(Collected data entries)
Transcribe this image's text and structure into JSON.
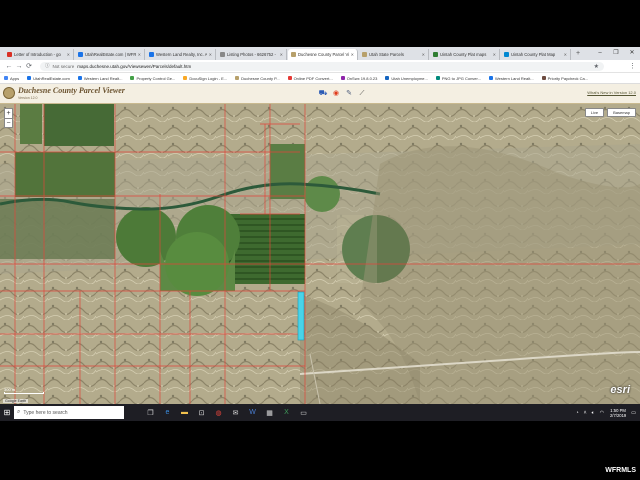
{
  "browser": {
    "tabs": [
      {
        "label": "Letter of Introduction - go",
        "color": "#d93025",
        "active": false
      },
      {
        "label": "UtahRealEstate.com | WFR",
        "color": "#1a73e8",
        "active": false
      },
      {
        "label": "Western Land Realty, Inc. A",
        "color": "#1a73e8",
        "active": false
      },
      {
        "label": "Listing Photos - 6626752 -",
        "color": "#888888",
        "active": false
      },
      {
        "label": "Duchesne County Parcel Vi",
        "color": "#b7a06b",
        "active": true
      },
      {
        "label": "Utah State Parcels",
        "color": "#b7a06b",
        "active": false
      },
      {
        "label": "Uintah County Plat maps",
        "color": "#2e7d32",
        "active": false
      },
      {
        "label": "Uintah County Plat Map",
        "color": "#0288d1",
        "active": false
      }
    ],
    "new_tab_glyph": "+",
    "window_controls": [
      "–",
      "❐",
      "✕"
    ],
    "secure_label": "Not secure",
    "url": "maps.duchesne.utah.gov/Viewsewen/Parcels/default.htm",
    "bookmarks": [
      {
        "label": "Apps",
        "color": "#4285f4"
      },
      {
        "label": "UtahRealEstate.com",
        "color": "#1a73e8"
      },
      {
        "label": "Western Land Realt...",
        "color": "#1a73e8"
      },
      {
        "label": "Property Control Ge...",
        "color": "#43a047"
      },
      {
        "label": "DocuSign Login - E...",
        "color": "#f9a825"
      },
      {
        "label": "Duchesne County P...",
        "color": "#b7a06b"
      },
      {
        "label": "Online PDF Convert...",
        "color": "#e53935"
      },
      {
        "label": "OnSwx 19.8.0.23",
        "color": "#8e24aa"
      },
      {
        "label": "Utah Unemployme...",
        "color": "#1565c0"
      },
      {
        "label": "PNG to JPG Conver...",
        "color": "#00897b"
      },
      {
        "label": "Western Land Realt...",
        "color": "#1a73e8"
      },
      {
        "label": "Priority Paycheck Ca...",
        "color": "#6d4c41"
      }
    ]
  },
  "app": {
    "title": "Duchesne County Parcel Viewer",
    "version": "Version 12.0",
    "whats_new": "What's New in Version 12.0",
    "map_buttons": [
      "Live",
      "Basemap"
    ],
    "zoom_in": "+",
    "zoom_out": "−",
    "esri_logo": "esri",
    "attribution": "Google Earth",
    "scale_label": "300 m",
    "colors": {
      "header_bg": "#f4efe2",
      "title": "#6b5330",
      "parcel_lines": "#e0453a",
      "selected_parcel": "#49d3e8"
    }
  },
  "taskbar": {
    "search_placeholder": "Type here to search",
    "clock_time": "1:50 PM",
    "clock_date": "2/7/2019",
    "icons": [
      "task-view-icon",
      "edge-icon",
      "file-explorer-icon",
      "store-icon",
      "chrome-icon",
      "mail-icon",
      "word-icon",
      "calculator-icon",
      "excel-icon",
      "terminal-icon"
    ]
  },
  "watermark": "WFRMLS"
}
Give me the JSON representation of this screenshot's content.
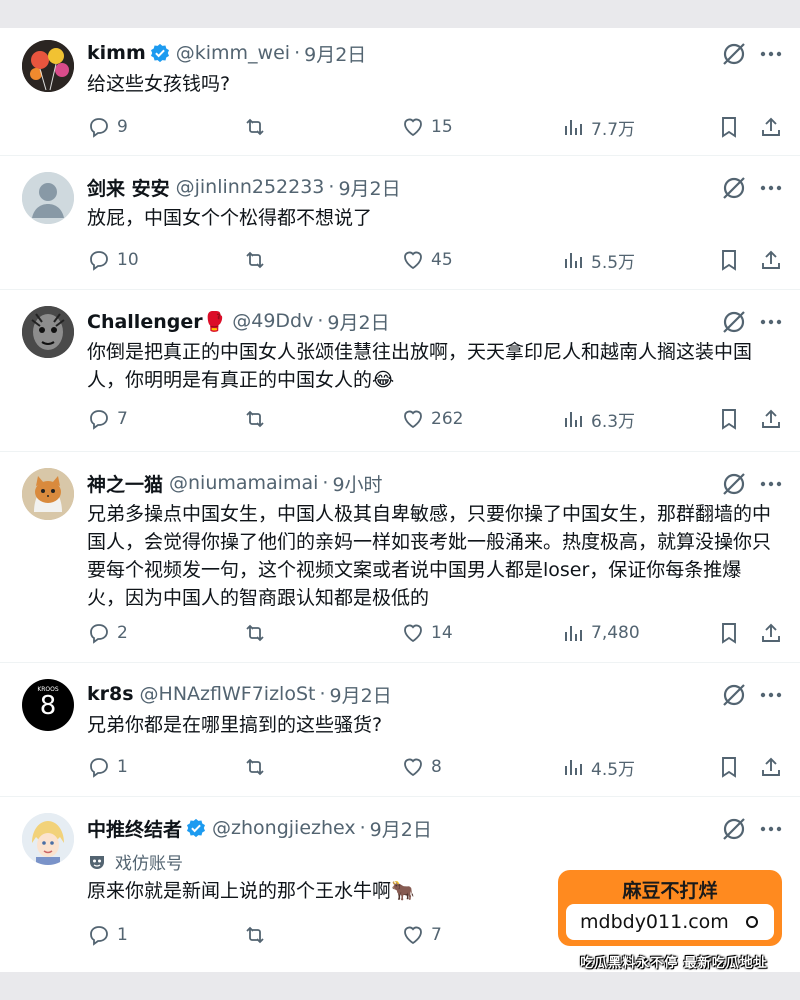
{
  "tweets": [
    {
      "name": "kimm",
      "verified": true,
      "handle": "@kimm_wei",
      "time": "9月2日",
      "text": "给这些女孩钱吗?",
      "replies": "9",
      "retweets": "",
      "likes": "15",
      "views": "7.7万"
    },
    {
      "name": "剑来 安安",
      "verified": false,
      "handle": "@jinlinn252233",
      "time": "9月2日",
      "text": "放屁，中国女个个松得都不想说了",
      "replies": "10",
      "retweets": "",
      "likes": "45",
      "views": "5.5万"
    },
    {
      "name": "Challenger🥊",
      "verified": false,
      "handle": "@49Ddv",
      "time": "9月2日",
      "text": "你倒是把真正的中国女人张颂佳慧往出放啊，天天拿印尼人和越南人搁这装中国人，你明明是有真正的中国女人的😂",
      "replies": "7",
      "retweets": "",
      "likes": "262",
      "views": "6.3万"
    },
    {
      "name": "神之一猫",
      "verified": false,
      "handle": "@niumamaimai",
      "time": "9小时",
      "text": "兄弟多操点中国女生，中国人极其自卑敏感，只要你操了中国女生，那群翻墙的中国人，会觉得你操了他们的亲妈一样如丧考妣一般涌来。热度极高，就算没操你只要每个视频发一句，这个视频文案或者说中国男人都是loser，保证你每条推爆火，因为中国人的智商跟认知都是极低的",
      "replies": "2",
      "retweets": "",
      "likes": "14",
      "views": "7,480"
    },
    {
      "name": "kr8s",
      "verified": false,
      "handle": "@HNAzflWF7izloSt",
      "time": "9月2日",
      "text": "兄弟你都是在哪里搞到的这些骚货?",
      "replies": "1",
      "retweets": "",
      "likes": "8",
      "views": "4.5万",
      "avatar_text": "8",
      "avatar_small": "KROOS"
    },
    {
      "name": "中推终结者",
      "verified": true,
      "handle": "@zhongjiezhex",
      "time": "9月2日",
      "parody_label": "戏仿账号",
      "text": "原来你就是新闻上说的那个王水牛啊🐂",
      "replies": "1",
      "retweets": "",
      "likes": "7",
      "views": ""
    }
  ],
  "ad": {
    "title": "麻豆不打烊",
    "url": "mdbdy011.com",
    "slogan": "吃瓜黑料永不停  最新吃瓜地址"
  },
  "colors": {
    "text": "#0f1419",
    "secondary": "#536471",
    "verified": "#1d9bf0",
    "ad_orange": "#ff8a1f"
  },
  "icons": [
    "reply-icon",
    "retweet-icon",
    "like-icon",
    "views-icon",
    "bookmark-icon",
    "share-icon",
    "grok-icon",
    "more-icon",
    "verified-badge-icon",
    "parody-mask-icon"
  ]
}
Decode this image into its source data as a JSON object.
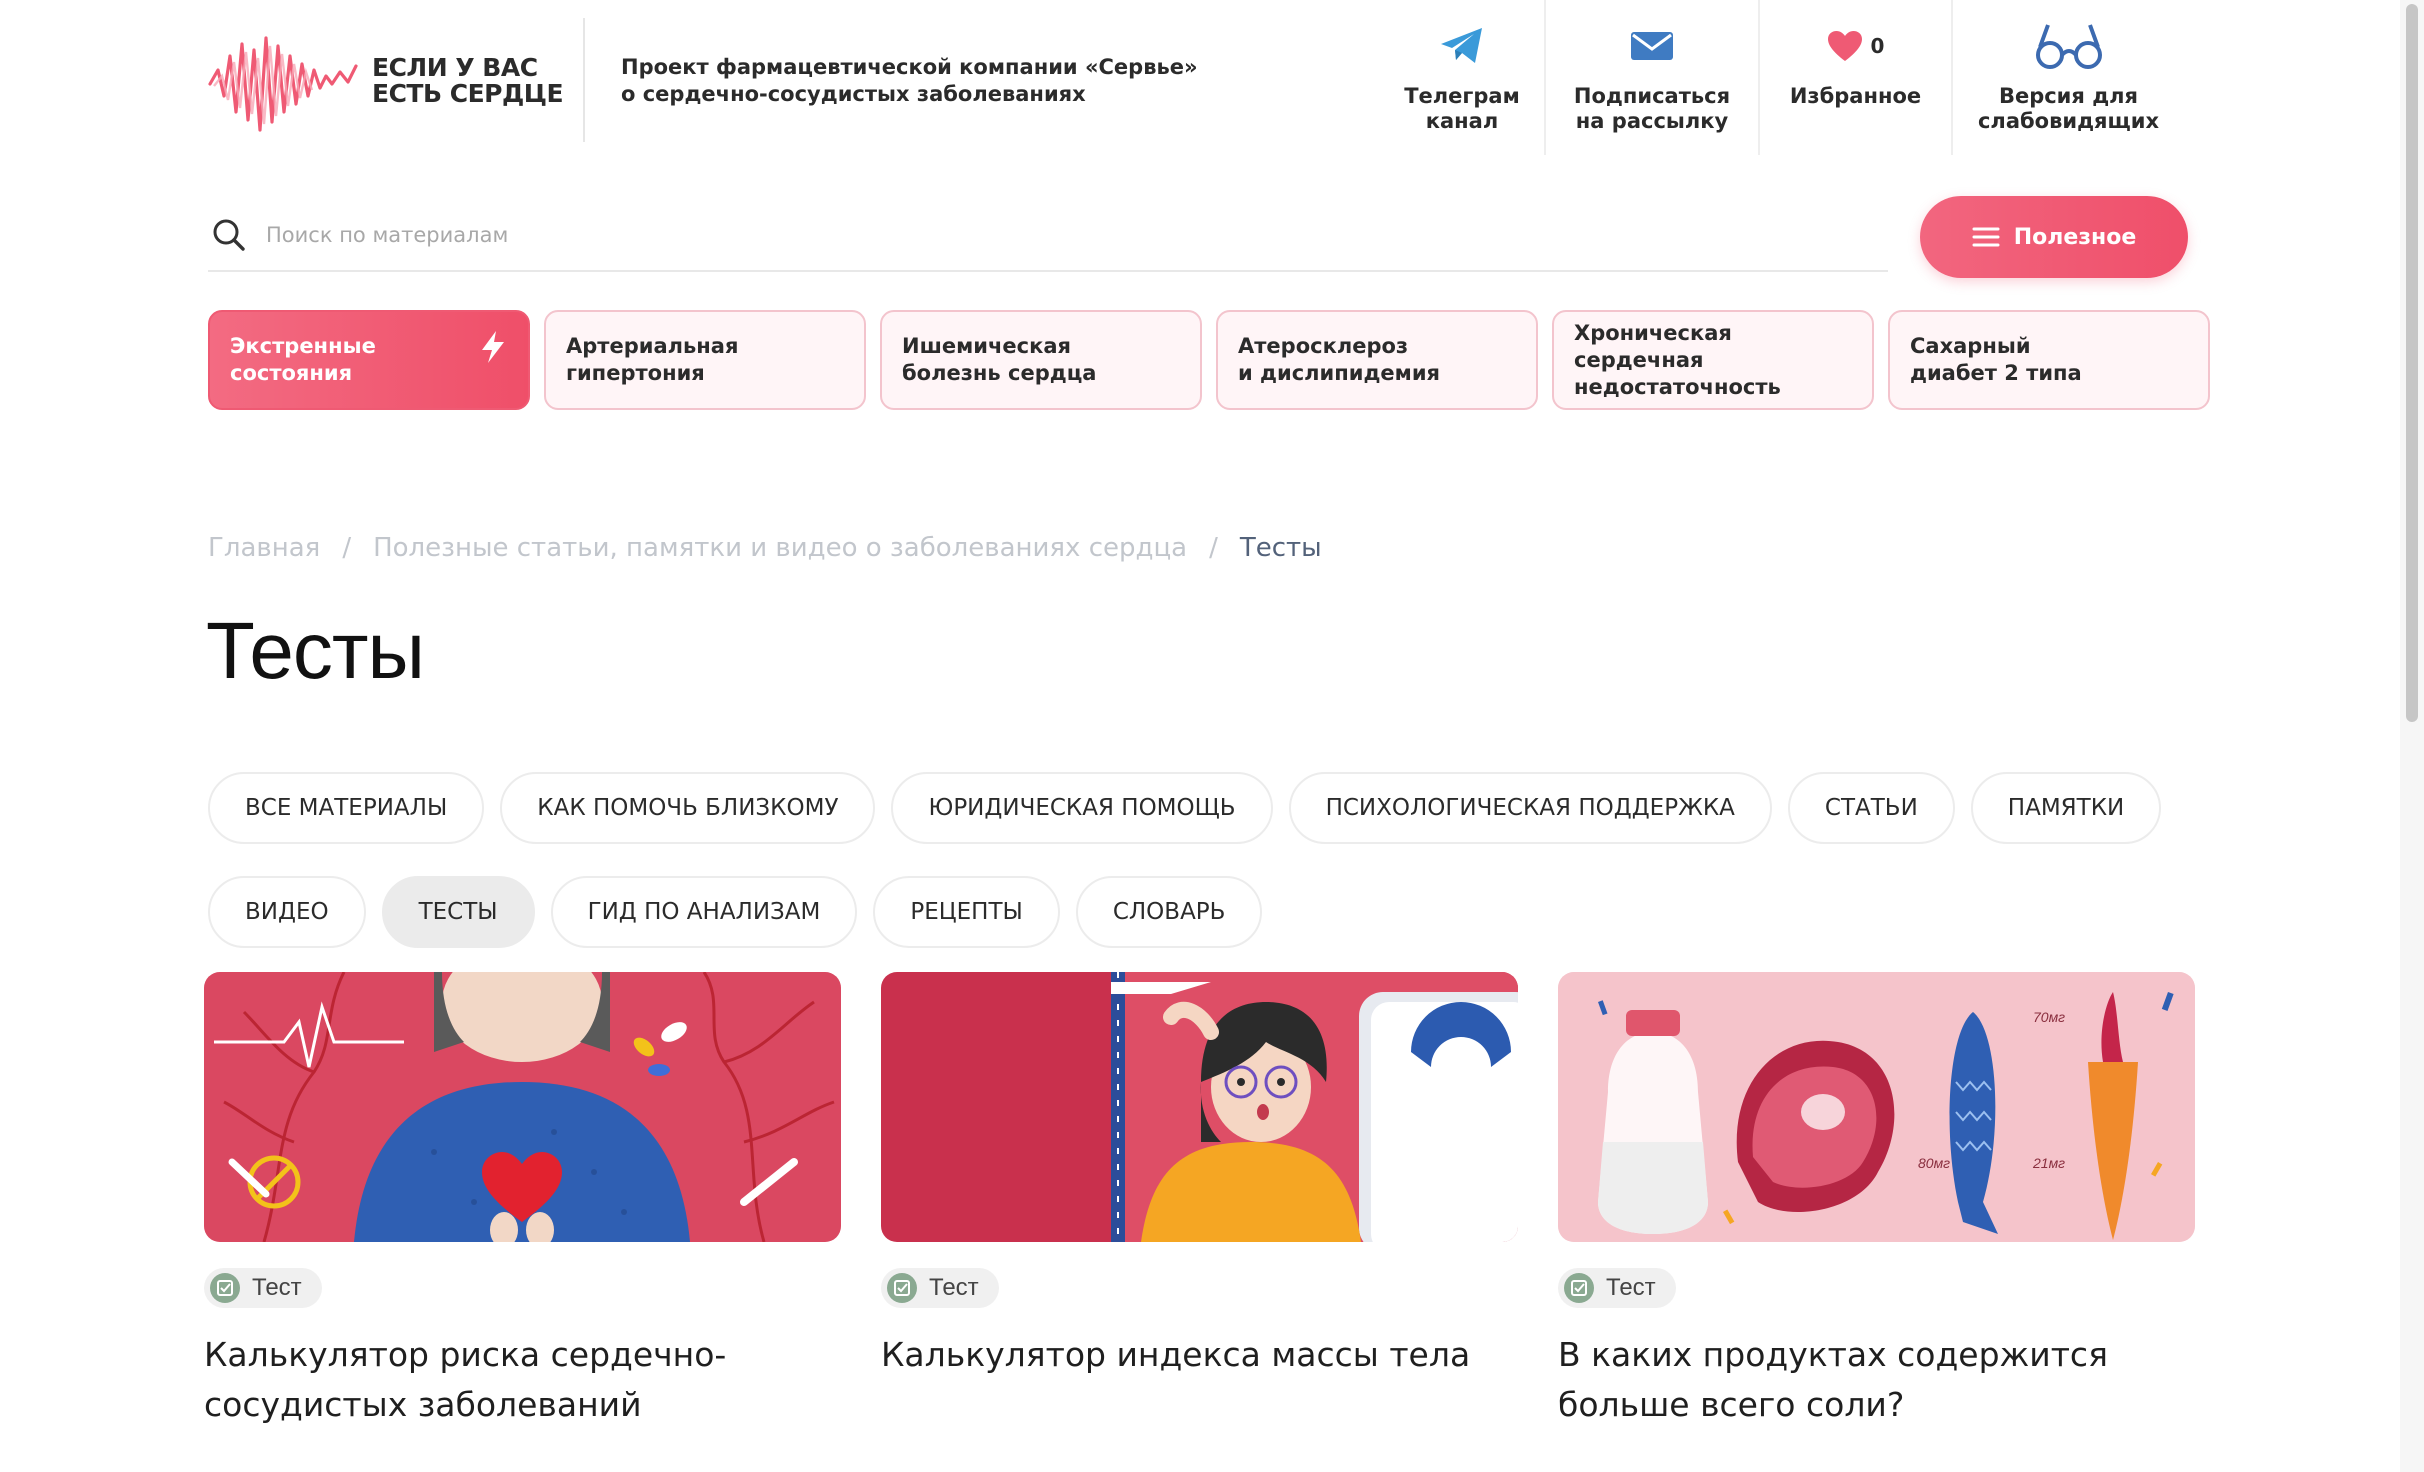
{
  "header": {
    "logo_lines": [
      "ЕСЛИ У ВАС",
      "ЕСТЬ СЕРДЦЕ"
    ],
    "tagline_lines": [
      "Проект фармацевтической компании «Сервье»",
      "о сердечно-сосудистых заболеваниях"
    ],
    "actions": [
      {
        "icon": "telegram-icon",
        "lines": [
          "Телеграм",
          "канал"
        ]
      },
      {
        "icon": "mail-icon",
        "lines": [
          "Подписаться",
          "на рассылку"
        ]
      },
      {
        "icon": "heart-icon",
        "lines": [
          "Избранное"
        ],
        "count": "0"
      },
      {
        "icon": "glasses-icon",
        "lines": [
          "Версия для",
          "слабовидящих"
        ]
      }
    ]
  },
  "search": {
    "placeholder": "Поиск по материалам",
    "button_label": "Полезное"
  },
  "categories": [
    {
      "lines": [
        "Экстренные",
        "состояния"
      ],
      "active": true,
      "icon": "lightning-icon"
    },
    {
      "lines": [
        "Артериальная",
        "гипертония"
      ]
    },
    {
      "lines": [
        "Ишемическая",
        "болезнь сердца"
      ]
    },
    {
      "lines": [
        "Атеросклероз",
        "и дислипидемия"
      ]
    },
    {
      "lines": [
        "Хроническая сердечная",
        "недостаточность"
      ]
    },
    {
      "lines": [
        "Сахарный",
        "диабет 2 типа"
      ]
    }
  ],
  "breadcrumb": {
    "items": [
      "Главная",
      "Полезные статьи, памятки и видео о заболеваниях сердца"
    ],
    "separator": "/",
    "current": "Тесты"
  },
  "page_title": "Тесты",
  "filters": [
    "ВСЕ МАТЕРИАЛЫ",
    "КАК ПОМОЧЬ БЛИЗКОМУ",
    "ЮРИДИЧЕСКАЯ ПОМОЩЬ",
    "ПСИХОЛОГИЧЕСКАЯ ПОДДЕРЖКА",
    "СТАТЬИ",
    "ПАМЯТКИ",
    "ВИДЕО",
    "ТЕСТЫ",
    "ГИД ПО АНАЛИЗАМ",
    "РЕЦЕПТЫ",
    "СЛОВАРЬ"
  ],
  "active_filter": "ТЕСТЫ",
  "cards": [
    {
      "badge": "Тест",
      "title": "Калькулятор риска сердечно-сосудистых заболеваний",
      "image": "heart-risk-illustration"
    },
    {
      "badge": "Тест",
      "title": "Калькулятор индекса массы тела",
      "image": "bmi-illustration"
    },
    {
      "badge": "Тест",
      "title": "В каких продуктах содержится больше всего соли?",
      "image": "salt-foods-illustration",
      "image_labels": [
        "70мг",
        "80мг",
        "21мг"
      ]
    }
  ],
  "colors": {
    "accent": "#ef4f6a",
    "tile_bg": "#fff5f7",
    "tile_border": "#f3c4cd",
    "telegram": "#3a9ad9",
    "mail": "#3f7bc2",
    "glasses": "#3c6ab0",
    "badge_icon": "#8aa991"
  }
}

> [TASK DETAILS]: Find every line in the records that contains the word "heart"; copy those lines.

> [SOLVED PROBLEM]:
        "icon": "heart-icon",
      "image": "heart-risk-illustration"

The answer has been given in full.